How To Survive The Loneliness After The Passing of a Partner

Death is a concept that feels distanced to most of us; something that seems far away and avoidable. But, the reality is that death happens without warning. No matter how old or young you are, you will never be able to truly prepare for loss.

The thought that one day the people we share our lives with will no longer be there is impossibly deliberating. Of course, any loss is difficult to process, but the loss of your significant other is uniquely painful.

Now I See: Grieving and Raising My Grandchildren


“You’re coming home with us,” I said. My husband and I and our twin grandchildren were standing by the hospital emergency entrance. Nine months ago, their mother (our daughter) died from the injuries she received in a car crash.

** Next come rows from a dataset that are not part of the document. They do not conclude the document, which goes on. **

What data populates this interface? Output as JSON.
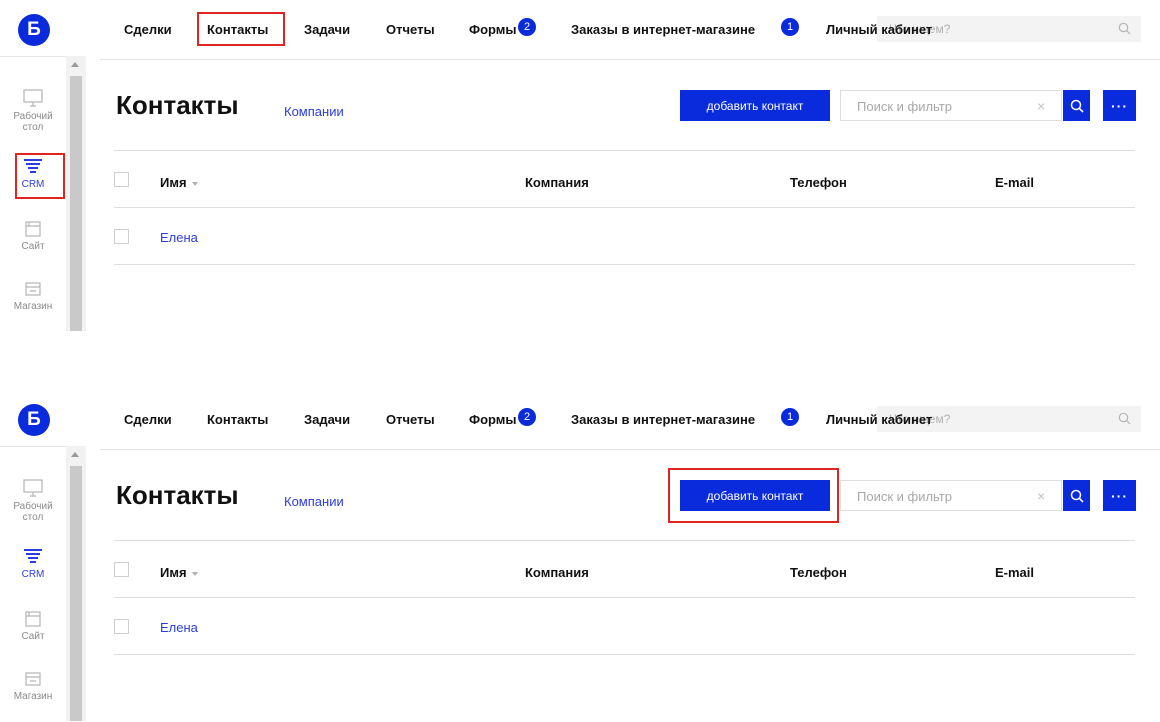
{
  "logo": {
    "letter": "Б"
  },
  "sidebar": {
    "items": [
      {
        "label": "Рабочий стол",
        "icon": "monitor-icon"
      },
      {
        "label": "CRM",
        "icon": "funnel-icon"
      },
      {
        "label": "Сайт",
        "icon": "site-icon"
      },
      {
        "label": "Магазин",
        "icon": "shop-icon"
      }
    ]
  },
  "topnav": {
    "items": [
      {
        "label": "Сделки"
      },
      {
        "label": "Контакты"
      },
      {
        "label": "Задачи"
      },
      {
        "label": "Отчеты"
      },
      {
        "label": "Формы",
        "badge": "2"
      },
      {
        "label": "Заказы в интернет-магазине",
        "badge": "1"
      },
      {
        "label": "Личный кабинет"
      }
    ],
    "search_placeholder": "Что ищем?"
  },
  "page": {
    "title": "Контакты",
    "companies_link": "Компании",
    "add_button": "добавить контакт",
    "filter_placeholder": "Поиск и фильтр",
    "filter_clear": "×",
    "more_button": "···"
  },
  "table": {
    "columns": [
      "Имя",
      "Компания",
      "Телефон",
      "E-mail"
    ],
    "rows": [
      {
        "name": "Елена",
        "company": "",
        "phone": "",
        "email": ""
      }
    ]
  },
  "colors": {
    "accent": "#0a2bdb",
    "link": "#2a3de0",
    "highlight": "#e02424"
  },
  "annotations": {
    "step1": [
      "Контакты",
      "CRM"
    ],
    "step2": [
      "добавить контакт"
    ]
  }
}
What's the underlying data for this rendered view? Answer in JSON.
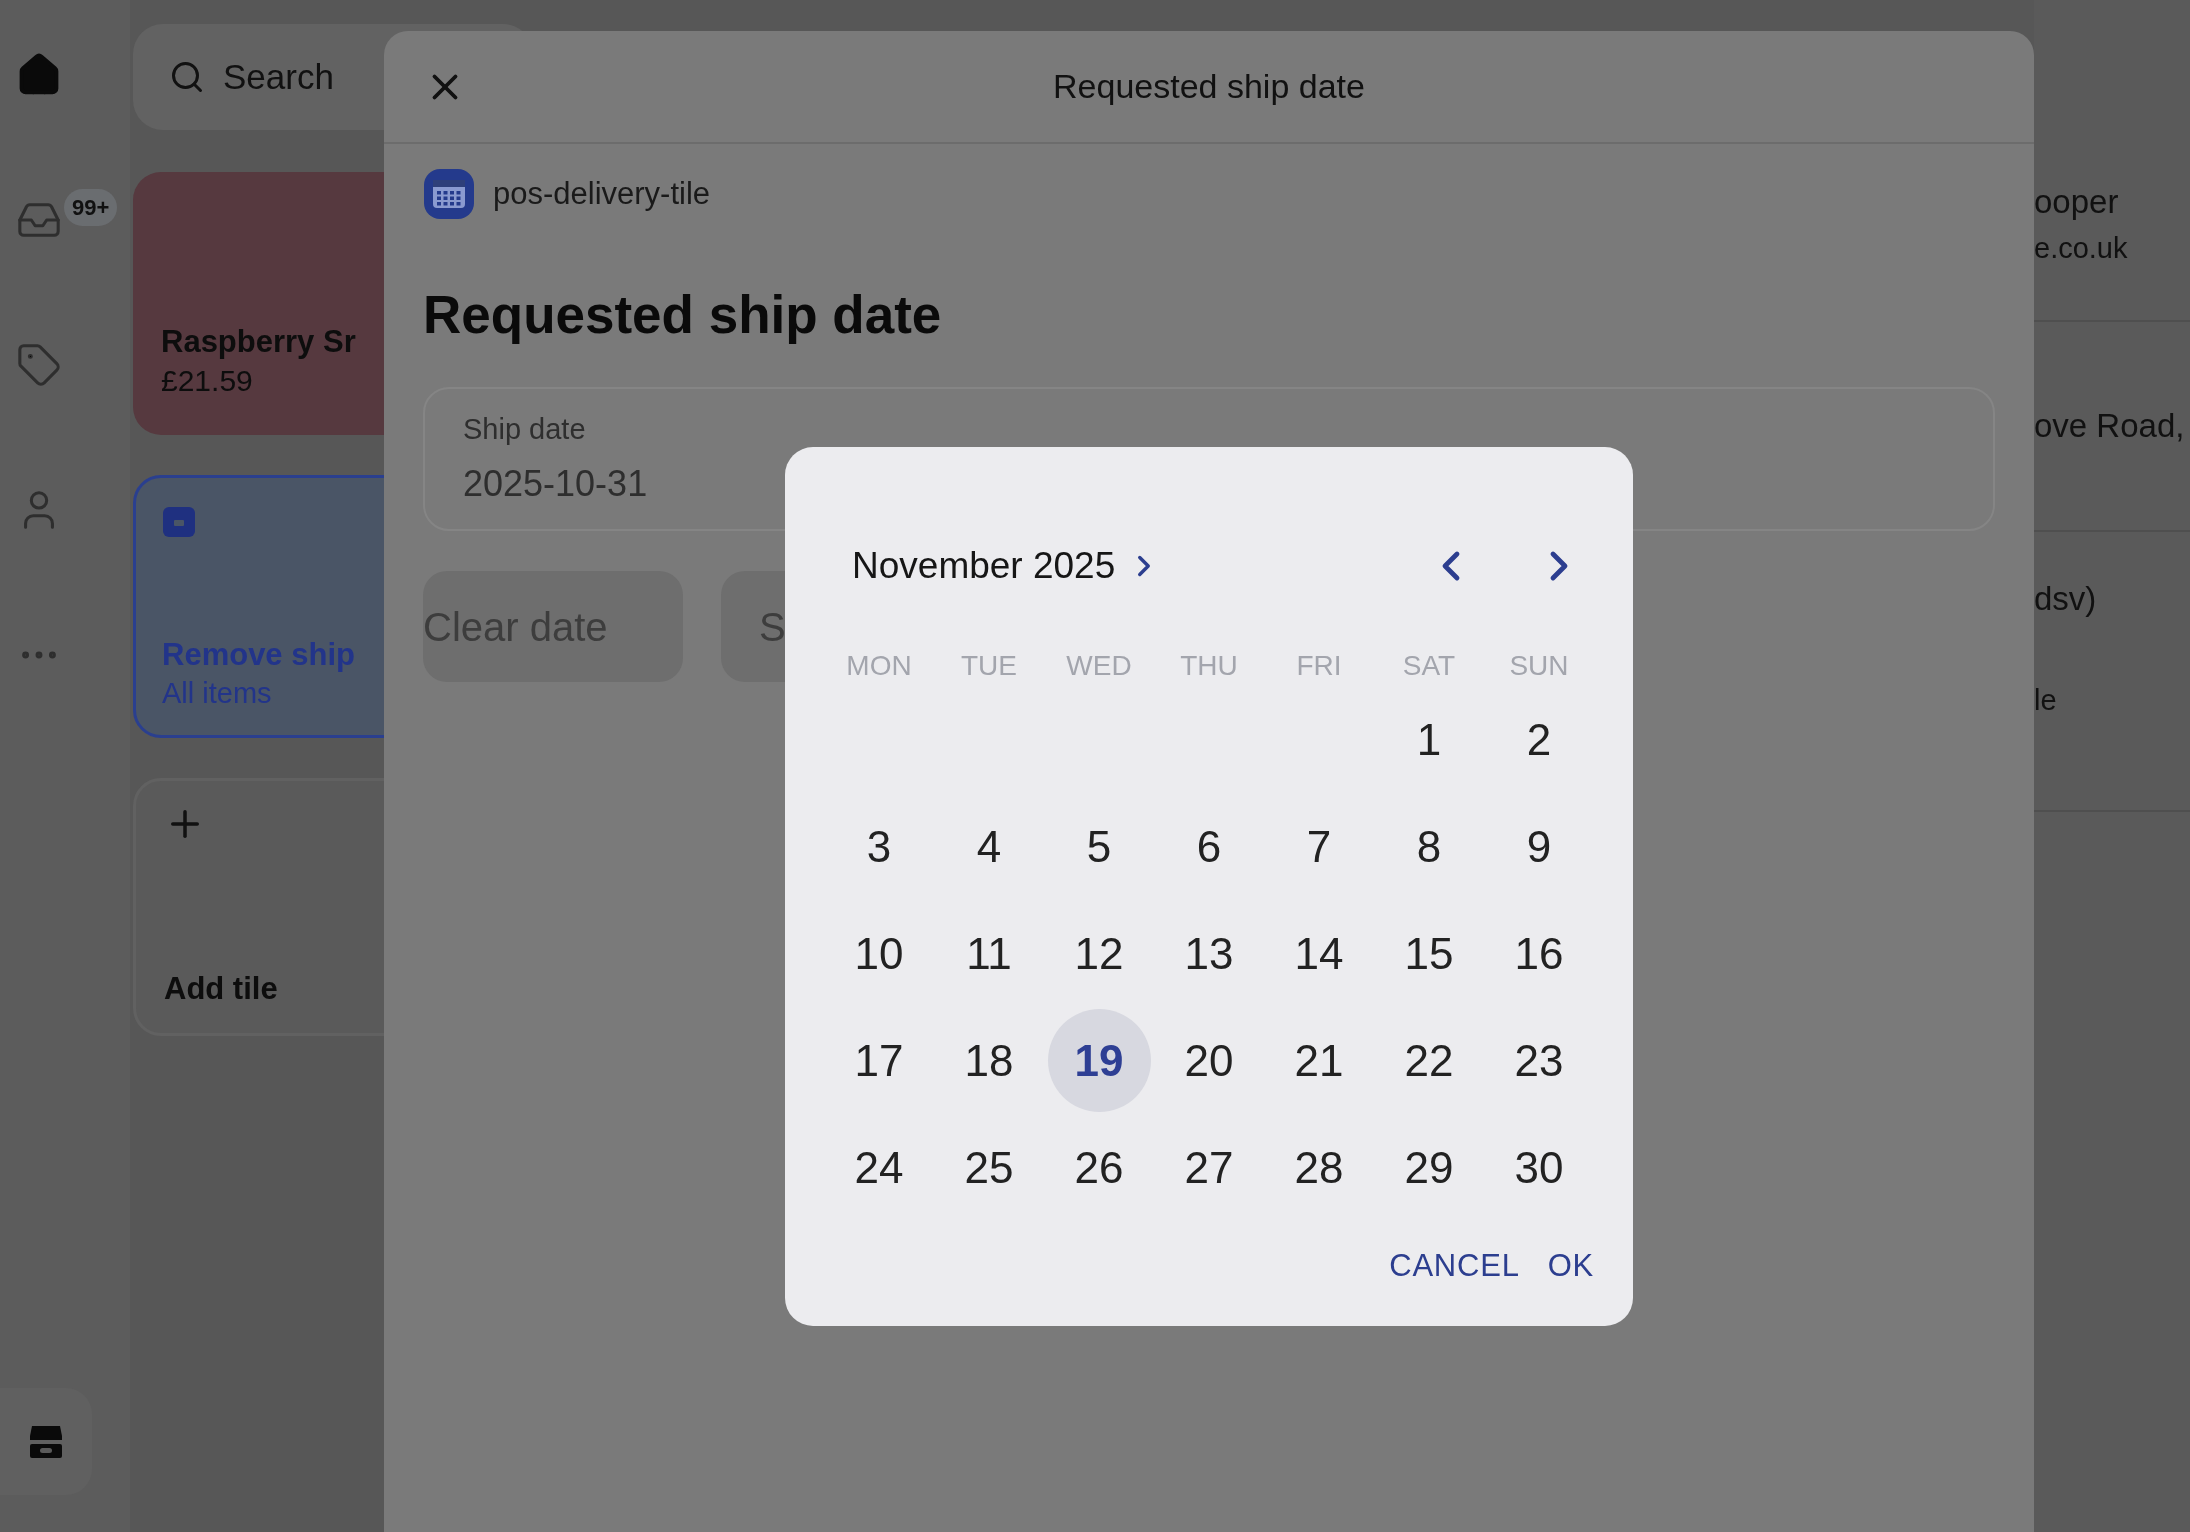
{
  "rail": {
    "items": [
      {
        "selected": true
      },
      {
        "selected": false,
        "badge": "99+"
      },
      {
        "selected": false
      },
      {
        "selected": false
      },
      {
        "selected": false
      }
    ]
  },
  "search": {
    "placeholder": "Search"
  },
  "tiles": [
    {
      "kind": "product",
      "title": "Raspberry Sr",
      "subtitle": "£21.59",
      "selected": false
    },
    {
      "kind": "action",
      "title": "Remove ship",
      "subtitle": "All items",
      "selected": true
    },
    {
      "kind": "add",
      "title": "Add tile",
      "selected": false
    }
  ],
  "customer_panel": {
    "rows": [
      {
        "lines": [
          "ooper",
          "e.co.uk"
        ]
      },
      {
        "lines": [
          "ove Road,"
        ]
      },
      {
        "lines": [
          "dsv)",
          "le"
        ]
      }
    ]
  },
  "modal": {
    "title": "Requested ship date",
    "source": "pos-delivery-tile",
    "heading": "Requested ship date",
    "field": {
      "label": "Ship date",
      "value": "2025-10-31"
    },
    "buttons": [
      "Clear date",
      "S"
    ]
  },
  "date_picker": {
    "month": "November 2025",
    "weekdays": [
      "MON",
      "TUE",
      "WED",
      "THU",
      "FRI",
      "SAT",
      "SUN"
    ],
    "weeks": [
      {
        "days": [
          {
            "label": "1",
            "selected": false
          },
          {
            "label": "2",
            "selected": false
          }
        ]
      },
      {
        "days": [
          {
            "label": "3",
            "selected": false
          },
          {
            "label": "4",
            "selected": false
          },
          {
            "label": "5",
            "selected": false
          },
          {
            "label": "6",
            "selected": false
          },
          {
            "label": "7",
            "selected": false
          },
          {
            "label": "8",
            "selected": false
          },
          {
            "label": "9",
            "selected": false
          }
        ]
      },
      {
        "days": [
          {
            "label": "10",
            "selected": false
          },
          {
            "label": "11",
            "selected": false
          },
          {
            "label": "12",
            "selected": false
          },
          {
            "label": "13",
            "selected": false
          },
          {
            "label": "14",
            "selected": false
          },
          {
            "label": "15",
            "selected": false
          },
          {
            "label": "16",
            "selected": false
          }
        ]
      },
      {
        "days": [
          {
            "label": "17",
            "selected": false
          },
          {
            "label": "18",
            "selected": false
          },
          {
            "label": "19",
            "selected": true
          },
          {
            "label": "20",
            "selected": false
          },
          {
            "label": "21",
            "selected": false
          },
          {
            "label": "22",
            "selected": false
          },
          {
            "label": "23",
            "selected": false
          }
        ]
      },
      {
        "days": [
          {
            "label": "24",
            "selected": false
          },
          {
            "label": "25",
            "selected": false
          },
          {
            "label": "26",
            "selected": false
          },
          {
            "label": "27",
            "selected": false
          },
          {
            "label": "28",
            "selected": false
          },
          {
            "label": "29",
            "selected": false
          },
          {
            "label": "30",
            "selected": false
          }
        ]
      }
    ],
    "actions": [
      "CANCEL",
      "OK"
    ]
  }
}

Now their father was gone, killed in another car crash. The life I had known stopped and I was engulfed in darkness.

'Forever Mom'

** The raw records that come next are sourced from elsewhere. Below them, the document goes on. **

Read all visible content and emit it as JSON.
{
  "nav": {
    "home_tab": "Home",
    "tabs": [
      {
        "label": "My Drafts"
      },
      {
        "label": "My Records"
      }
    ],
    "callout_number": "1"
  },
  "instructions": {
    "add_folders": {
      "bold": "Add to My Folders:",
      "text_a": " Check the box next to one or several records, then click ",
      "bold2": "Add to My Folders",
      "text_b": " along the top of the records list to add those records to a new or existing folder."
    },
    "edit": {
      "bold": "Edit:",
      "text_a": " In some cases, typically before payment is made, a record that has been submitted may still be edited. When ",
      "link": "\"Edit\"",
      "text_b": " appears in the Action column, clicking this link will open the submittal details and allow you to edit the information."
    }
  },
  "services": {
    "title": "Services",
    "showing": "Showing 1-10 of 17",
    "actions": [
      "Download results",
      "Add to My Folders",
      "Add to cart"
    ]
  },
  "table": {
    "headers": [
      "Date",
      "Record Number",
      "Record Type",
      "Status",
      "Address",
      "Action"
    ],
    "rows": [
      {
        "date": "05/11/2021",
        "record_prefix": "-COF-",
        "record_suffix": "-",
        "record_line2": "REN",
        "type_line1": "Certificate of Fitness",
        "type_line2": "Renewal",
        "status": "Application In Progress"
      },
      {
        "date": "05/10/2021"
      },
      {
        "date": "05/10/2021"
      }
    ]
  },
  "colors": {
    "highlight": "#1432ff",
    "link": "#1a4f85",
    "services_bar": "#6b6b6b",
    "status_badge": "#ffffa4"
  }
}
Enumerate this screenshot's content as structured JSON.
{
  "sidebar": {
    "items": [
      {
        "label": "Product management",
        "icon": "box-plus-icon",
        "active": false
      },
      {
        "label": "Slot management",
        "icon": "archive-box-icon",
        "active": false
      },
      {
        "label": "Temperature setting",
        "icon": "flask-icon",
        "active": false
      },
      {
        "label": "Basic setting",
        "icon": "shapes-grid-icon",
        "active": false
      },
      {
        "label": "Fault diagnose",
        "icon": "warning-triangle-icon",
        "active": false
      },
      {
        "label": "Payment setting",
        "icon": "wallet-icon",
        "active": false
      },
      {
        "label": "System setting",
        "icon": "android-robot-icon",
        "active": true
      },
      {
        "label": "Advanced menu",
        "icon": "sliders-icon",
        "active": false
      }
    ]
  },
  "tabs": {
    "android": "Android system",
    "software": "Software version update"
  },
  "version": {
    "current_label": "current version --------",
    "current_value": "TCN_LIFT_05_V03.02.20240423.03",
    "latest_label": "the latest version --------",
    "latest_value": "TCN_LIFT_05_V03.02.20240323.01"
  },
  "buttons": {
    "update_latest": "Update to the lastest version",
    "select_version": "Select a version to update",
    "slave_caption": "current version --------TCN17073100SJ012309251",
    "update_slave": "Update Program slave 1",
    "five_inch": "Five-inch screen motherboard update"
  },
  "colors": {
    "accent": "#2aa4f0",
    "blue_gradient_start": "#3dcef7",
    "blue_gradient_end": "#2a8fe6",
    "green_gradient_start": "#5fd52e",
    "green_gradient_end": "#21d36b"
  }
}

Well, here we are again. I'm sure some of you are getting tired of hearing from me. That's okay, I'm here anyway. We all have gone through a lot after our child/children passed.  The road we now walk is so rocky and steep, the top so far away. Some of us won't make it and I already grieve for the loss of a light soul passing away from us. More of us will keep climbing, what else can we do? We can step out on different paths to see if they suit us but this main path will always be beside us whatever direction we go.

Kids, Grandkids . . . Then what . . .

I have decided that unless my grandkids are in grave danger; I am keeping my opinions to myself.

I lost my youngest son 8 years ago in a sudden death accident. I have managed to function pretty well with the outside world. I go to a therapist, my doctor on schedule and participate in Grief groups. Not that I’m really concerned with myself however I don’t want my kids to mourn a brother and a mother. 

It seems they don’t quite understand how hard living each day is for me. I will share an example from early on and one more recent.